One of the problems with denying information is that eventually, the information will come out. Ford had the Pinto memo (a cost-benefit analysis comparing the price of paying wrongful death claims for the Pinto against the cost of fixing the defect). Nixon had the Pentagon Papers.
The current executive branch, or what's left of the leadership from 2002, has its own information - such as the advice of a CIA lawyer advising that "if the detainee dies, you're doing it wrong," or that torture is a "matter of perception."
My understanding, as I was taught during Basic Training, was that if it was torture, we didn't do it. Torture was something "they" did. We were above it. We didn't interrogate outside the accepted practices of international law or try to find loopholes in the Geneva Conventions, because we were better than that.

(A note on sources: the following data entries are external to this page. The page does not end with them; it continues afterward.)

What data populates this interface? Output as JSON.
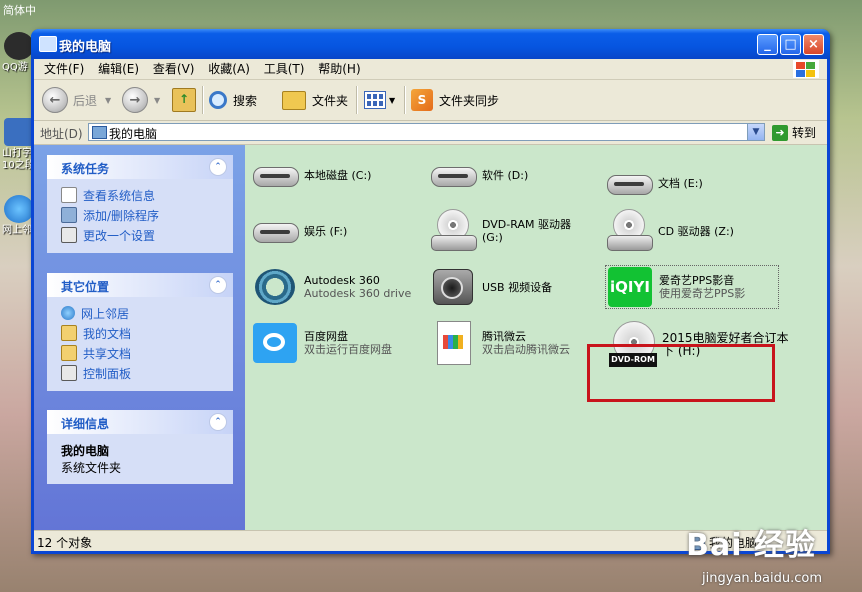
{
  "desktop": {
    "top_label": "简体中",
    "icons": [
      {
        "label": "QQ游"
      },
      {
        "label": "山打字 10之段"
      },
      {
        "label": "网上邻"
      }
    ]
  },
  "window": {
    "title": "我的电脑",
    "buttons": {
      "minimize": "_",
      "maximize": "□",
      "close": "×"
    }
  },
  "menubar": {
    "items": [
      "文件(F)",
      "编辑(E)",
      "查看(V)",
      "收藏(A)",
      "工具(T)",
      "帮助(H)"
    ]
  },
  "toolbar": {
    "back": "后退",
    "forward": "",
    "search": "搜索",
    "folders": "文件夹",
    "sync": "文件夹同步"
  },
  "address": {
    "label": "地址(D)",
    "value": "我的电脑",
    "go": "转到"
  },
  "left_panels": {
    "system_tasks": {
      "title": "系统任务",
      "items": [
        "查看系统信息",
        "添加/删除程序",
        "更改一个设置"
      ]
    },
    "other_places": {
      "title": "其它位置",
      "items": [
        "网上邻居",
        "我的文档",
        "共享文档",
        "控制面板"
      ]
    },
    "details": {
      "title": "详细信息",
      "name": "我的电脑",
      "desc": "系统文件夹"
    }
  },
  "items": [
    {
      "name": "本地磁盘 (C:)",
      "sub": ""
    },
    {
      "name": "软件 (D:)",
      "sub": ""
    },
    {
      "name": "文档 (E:)",
      "sub": ""
    },
    {
      "name": "娱乐 (F:)",
      "sub": ""
    },
    {
      "name": "DVD-RAM 驱动器 (G:)",
      "sub": ""
    },
    {
      "name": "CD 驱动器 (Z:)",
      "sub": ""
    },
    {
      "name": "Autodesk 360",
      "sub": "Autodesk 360 drive"
    },
    {
      "name": "USB 视频设备",
      "sub": ""
    },
    {
      "name": "爱奇艺PPS影音",
      "sub": "使用爱奇艺PPS影"
    },
    {
      "name": "百度网盘",
      "sub": "双击运行百度网盘"
    },
    {
      "name": "腾讯微云",
      "sub": "双击启动腾讯微云"
    },
    {
      "name": "2015电脑爱好者合订本下 (H:)",
      "sub": ""
    }
  ],
  "statusbar": {
    "count": "12 个对象",
    "right": "我的电脑"
  },
  "watermark": {
    "logo": "Bai 经验",
    "url": "jingyan.baidu.com"
  },
  "colors": {
    "titlebar": "#0655e0",
    "content_bg": "#cbe7cb",
    "task_pane": "#6f8ee0",
    "highlight_box": "#c8141c",
    "link_blue": "#215dc6"
  }
}
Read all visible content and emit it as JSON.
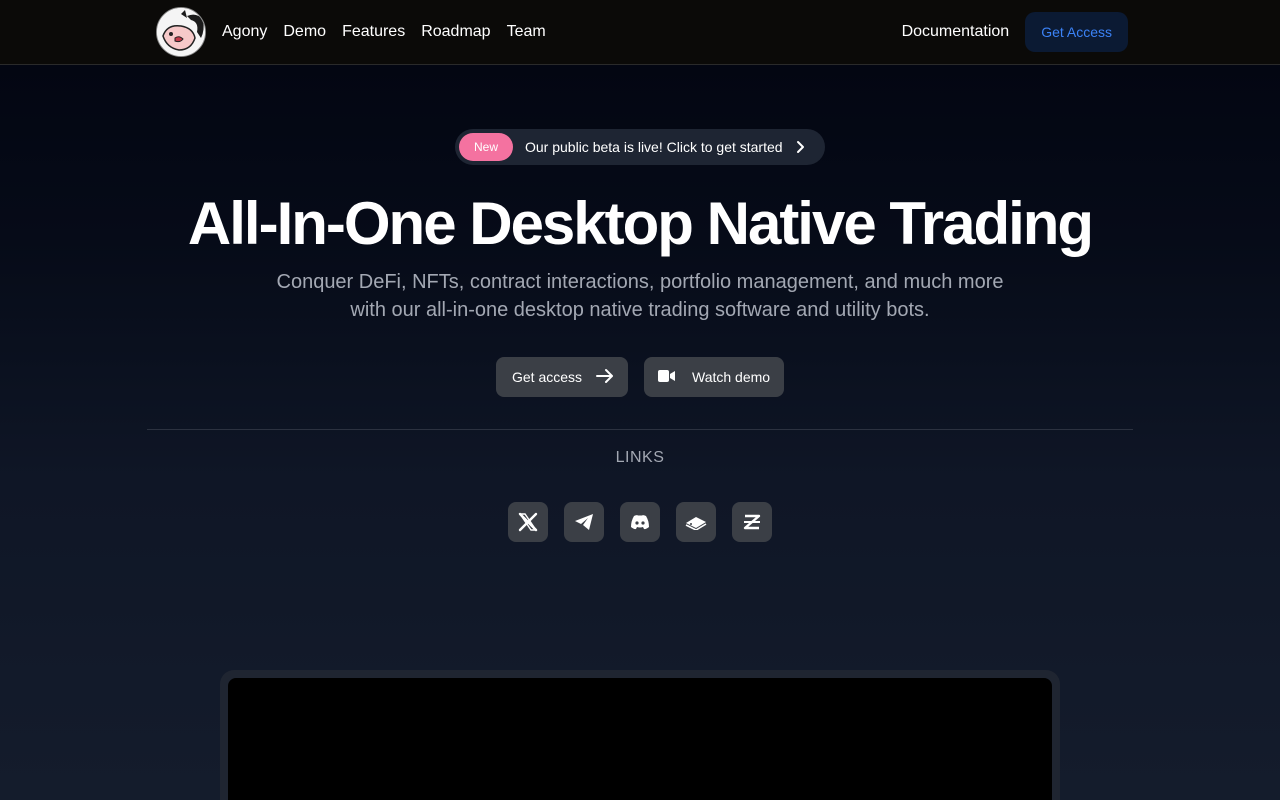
{
  "nav": {
    "links": [
      "Agony",
      "Demo",
      "Features",
      "Roadmap",
      "Team"
    ],
    "documentation": "Documentation",
    "get_access": "Get Access"
  },
  "badge": {
    "pill": "New",
    "text": "Our public beta is live! Click to get started"
  },
  "hero": {
    "title": "All-In-One Desktop Native Trading",
    "subtitle_line1": "Conquer DeFi, NFTs, contract interactions, portfolio management, and much more",
    "subtitle_line2": "with our all-in-one desktop native trading software and utility bots."
  },
  "cta": {
    "get_access": "Get access",
    "watch_demo": "Watch demo"
  },
  "links": {
    "label": "LINKS",
    "icons": [
      "x-twitter-icon",
      "telegram-icon",
      "discord-icon",
      "gitbook-icon",
      "linktree-icon"
    ]
  },
  "colors": {
    "badge_pill": "#f472a0",
    "nav_cta_text": "#3b82f6",
    "nav_cta_bg": "#0b1a33",
    "button_bg": "#3b3f46"
  }
}
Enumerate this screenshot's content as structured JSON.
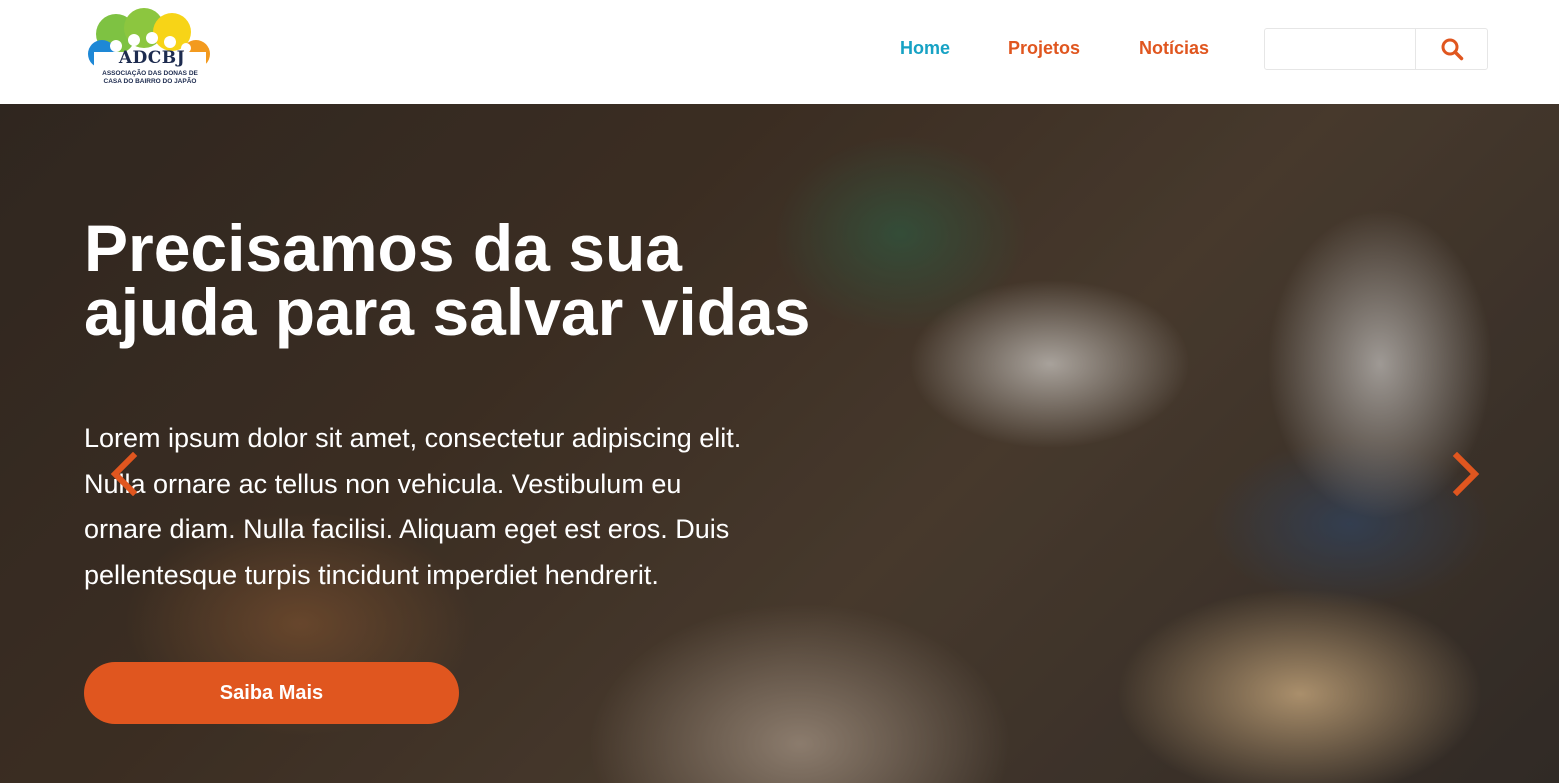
{
  "brand": {
    "logo_text": "ADCBJ",
    "logo_subtitle_line1": "ASSOCIAÇÃO DAS DONAS DE",
    "logo_subtitle_line2": "CASA DO BAIRRO DO JAPÃO"
  },
  "nav": {
    "items": [
      {
        "label": "Home",
        "active": true
      },
      {
        "label": "Projetos",
        "active": false
      },
      {
        "label": "Notícias",
        "active": false
      }
    ],
    "active_color": "#17a2c4",
    "link_color": "#e0561f"
  },
  "search": {
    "placeholder": "",
    "value": "",
    "icon": "search-icon"
  },
  "hero": {
    "title_line1": "Precisamos da sua",
    "title_line2": "ajuda para salvar vidas",
    "text_line1": "Lorem ipsum dolor sit amet, consectetur adipiscing elit.",
    "text_line2": "Nulla ornare ac tellus non vehicula. Vestibulum eu",
    "text_line3": "ornare diam. Nulla facilisi. Aliquam eget est eros. Duis",
    "text_line4": "pellentesque turpis tincidunt imperdiet hendrerit.",
    "cta_label": "Saiba Mais",
    "cta_color": "#e0561f",
    "prev_icon": "chevron-left-icon",
    "next_icon": "chevron-right-icon"
  }
}
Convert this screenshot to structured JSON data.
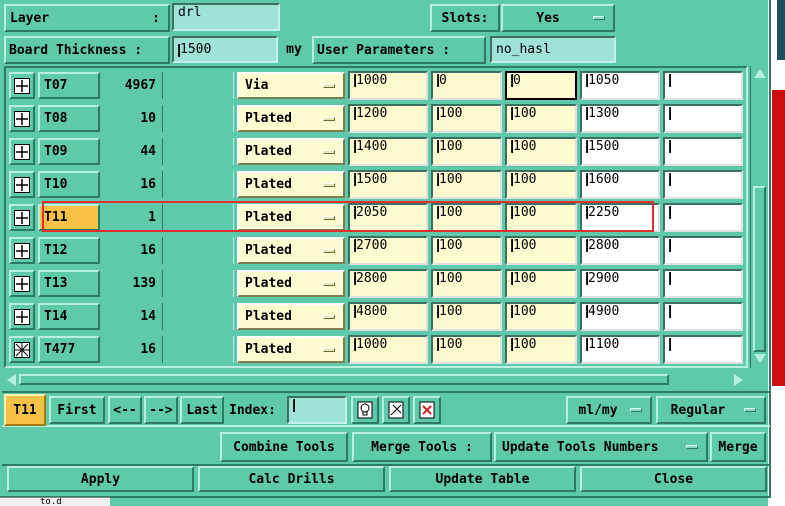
{
  "header": {
    "layer_label": "Layer",
    "layer_value": "drl",
    "slots_label": "Slots:",
    "slots_value": "Yes",
    "thickness_label": "Board Thickness :",
    "thickness_value": "1500",
    "thickness_unit": "my",
    "user_params_label": "User Parameters :",
    "user_params_value": "no_hasl"
  },
  "colon": ":",
  "tools": [
    {
      "name": "T07",
      "count": "4967",
      "type": "Via",
      "v1": "1000",
      "v2": "0",
      "v3": "0",
      "v4": "1050"
    },
    {
      "name": "T08",
      "count": "10",
      "type": "Plated",
      "v1": "1200",
      "v2": "100",
      "v3": "100",
      "v4": "1300"
    },
    {
      "name": "T09",
      "count": "44",
      "type": "Plated",
      "v1": "1400",
      "v2": "100",
      "v3": "100",
      "v4": "1500"
    },
    {
      "name": "T10",
      "count": "16",
      "type": "Plated",
      "v1": "1500",
      "v2": "100",
      "v3": "100",
      "v4": "1600"
    },
    {
      "name": "T11",
      "count": "1",
      "type": "Plated",
      "v1": "2050",
      "v2": "100",
      "v3": "100",
      "v4": "2250"
    },
    {
      "name": "T12",
      "count": "16",
      "type": "Plated",
      "v1": "2700",
      "v2": "100",
      "v3": "100",
      "v4": "2800"
    },
    {
      "name": "T13",
      "count": "139",
      "type": "Plated",
      "v1": "2800",
      "v2": "100",
      "v3": "100",
      "v4": "2900"
    },
    {
      "name": "T14",
      "count": "14",
      "type": "Plated",
      "v1": "4800",
      "v2": "100",
      "v3": "100",
      "v4": "4900"
    },
    {
      "name": "T477",
      "count": "16",
      "type": "Plated",
      "v1": "1000",
      "v2": "100",
      "v3": "100",
      "v4": "1100"
    }
  ],
  "nav": {
    "current_tool": "T11",
    "first": "First",
    "prev": "<--",
    "next": "-->",
    "last": "Last",
    "index_label": "Index:",
    "index_value": "",
    "units": "ml/my",
    "mode": "Regular"
  },
  "actions": {
    "combine": "Combine Tools",
    "merge_label": "Merge Tools :",
    "update_numbers": "Update Tools Numbers",
    "merge": "Merge",
    "apply": "Apply",
    "calc": "Calc Drills",
    "update_table": "Update Table",
    "close": "Close"
  },
  "background_label": "to.d",
  "colors": {
    "panel": "#5ec9ab",
    "field": "#fffbd0",
    "highlight": "#f7c245",
    "selection": "#e03030"
  }
}
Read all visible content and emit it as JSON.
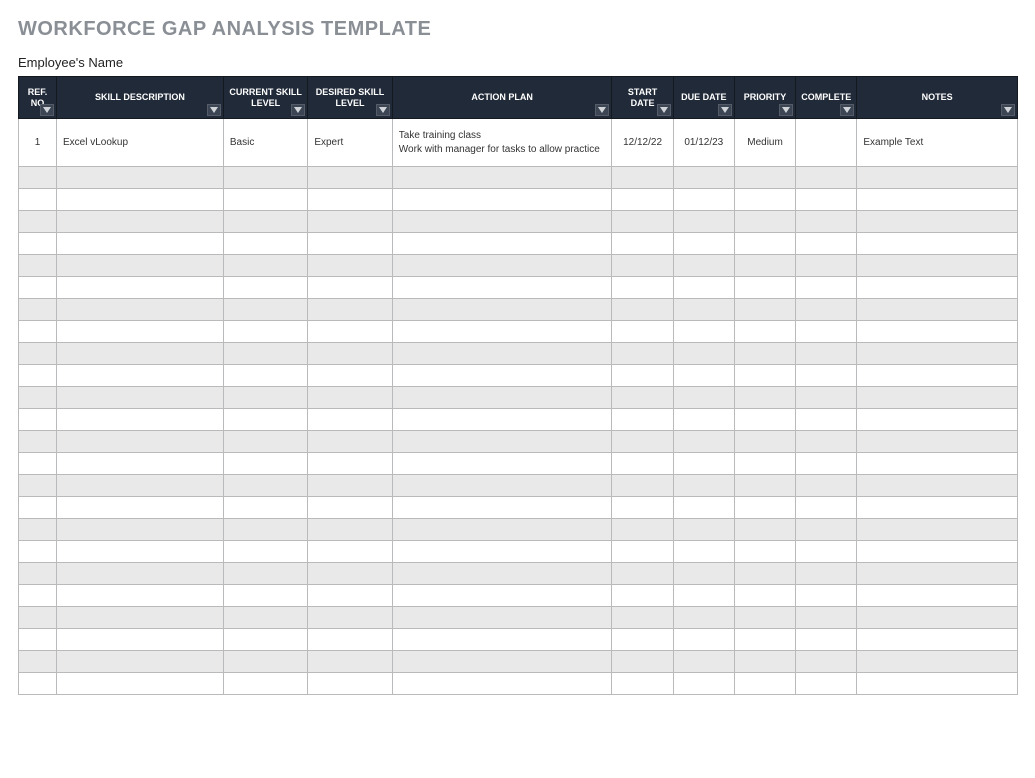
{
  "title": "WORKFORCE GAP ANALYSIS TEMPLATE",
  "subheader": "Employee's Name",
  "columns": {
    "ref": "REF. NO",
    "skill": "SKILL DESCRIPTION",
    "current": "CURRENT SKILL LEVEL",
    "desired": "DESIRED SKILL LEVEL",
    "action": "ACTION PLAN",
    "start": "START DATE",
    "due": "DUE DATE",
    "priority": "PRIORITY",
    "complete": "COMPLETE",
    "notes": "NOTES"
  },
  "rows": [
    {
      "ref": "1",
      "skill": "Excel vLookup",
      "current": "Basic",
      "desired": "Expert",
      "action": "Take training class\nWork with manager for tasks to allow practice",
      "start": "12/12/22",
      "due": "01/12/23",
      "priority": "Medium",
      "complete": "",
      "notes": "Example Text"
    }
  ],
  "empty_row_count": 24
}
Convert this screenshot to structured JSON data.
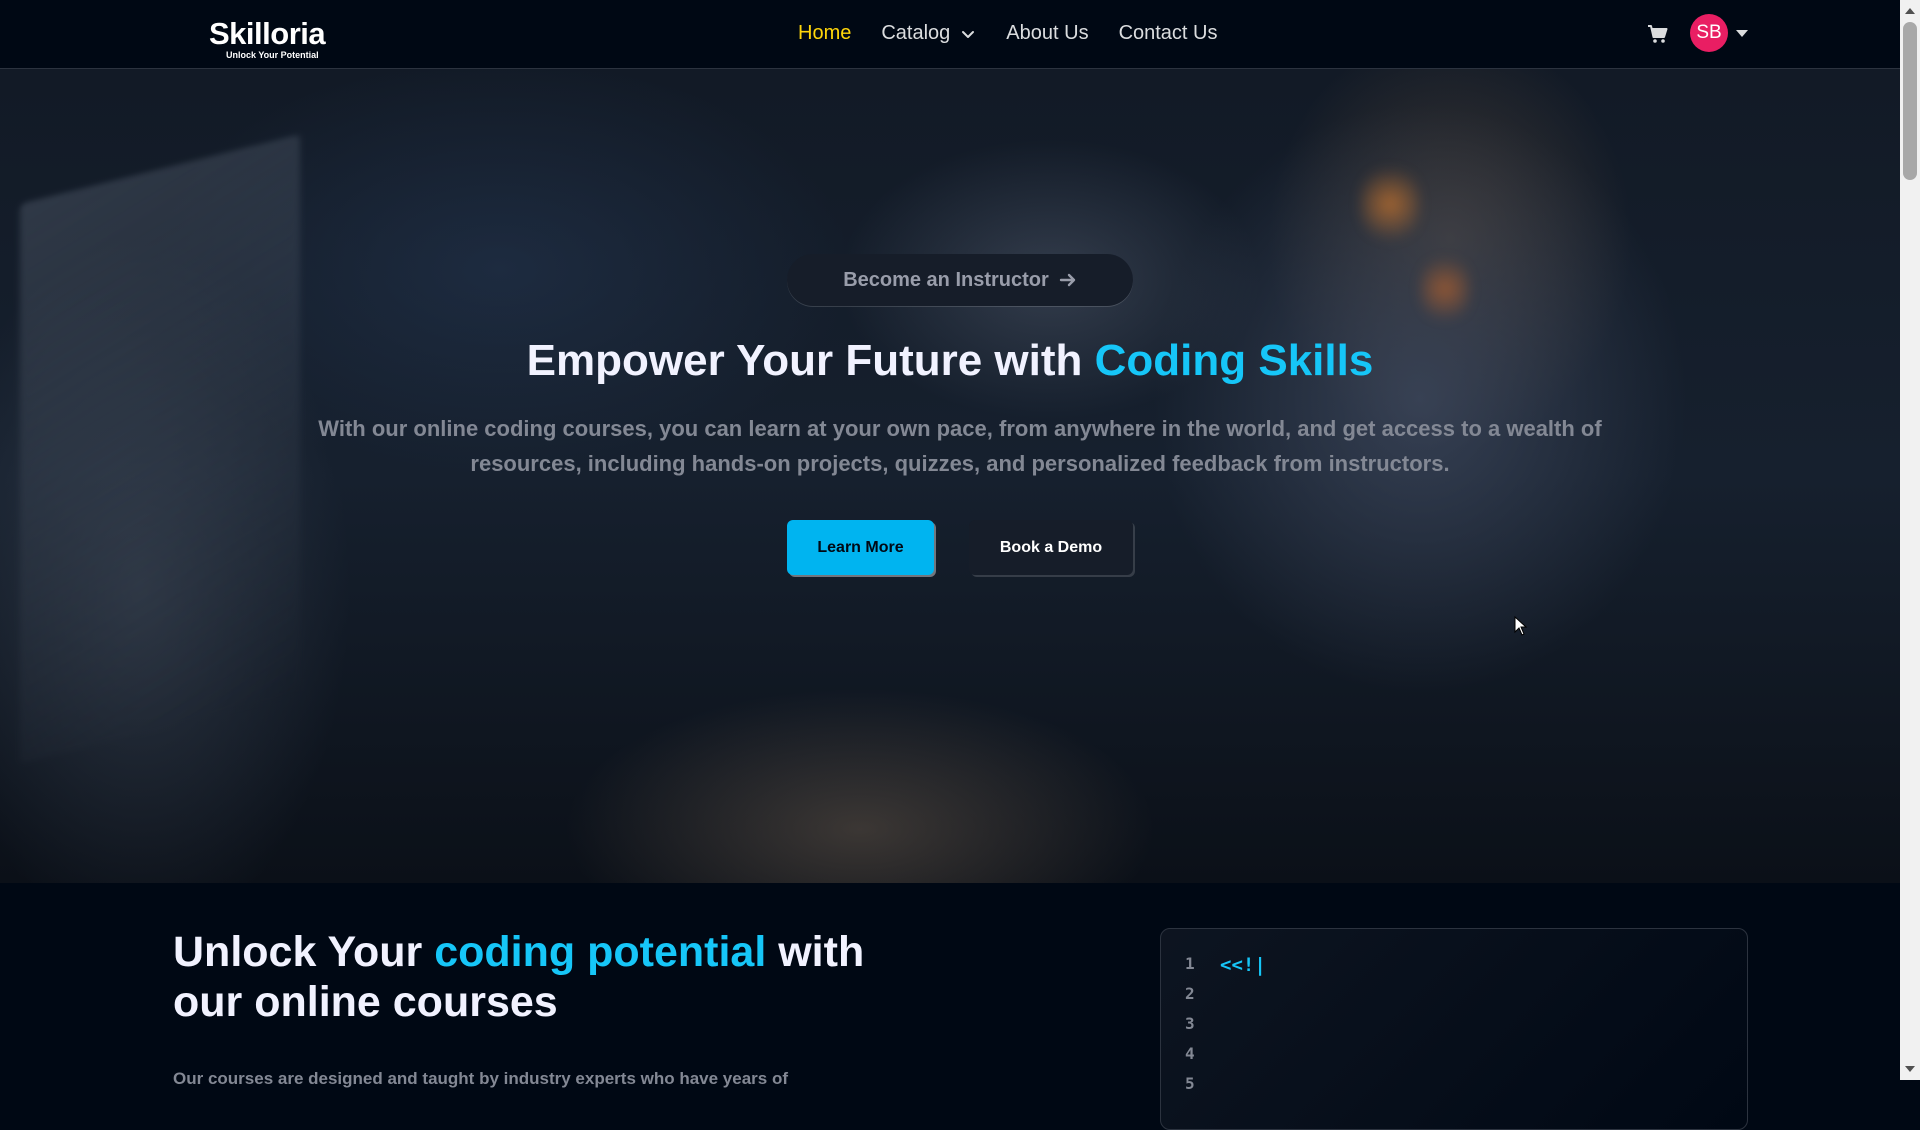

We were the standard bearer, the shining example for the world to follow.
There was no perception. There was no tipping point for right or wrong based on survival rate. But that was before detainees were guilty by suspicion, before civil liberties and the Constitution could be put on hold in the name of "security." Before Bush and company.
I wonder, will any of these individuals go to jail like Lynndie England? Or has the scapegoating already taken place?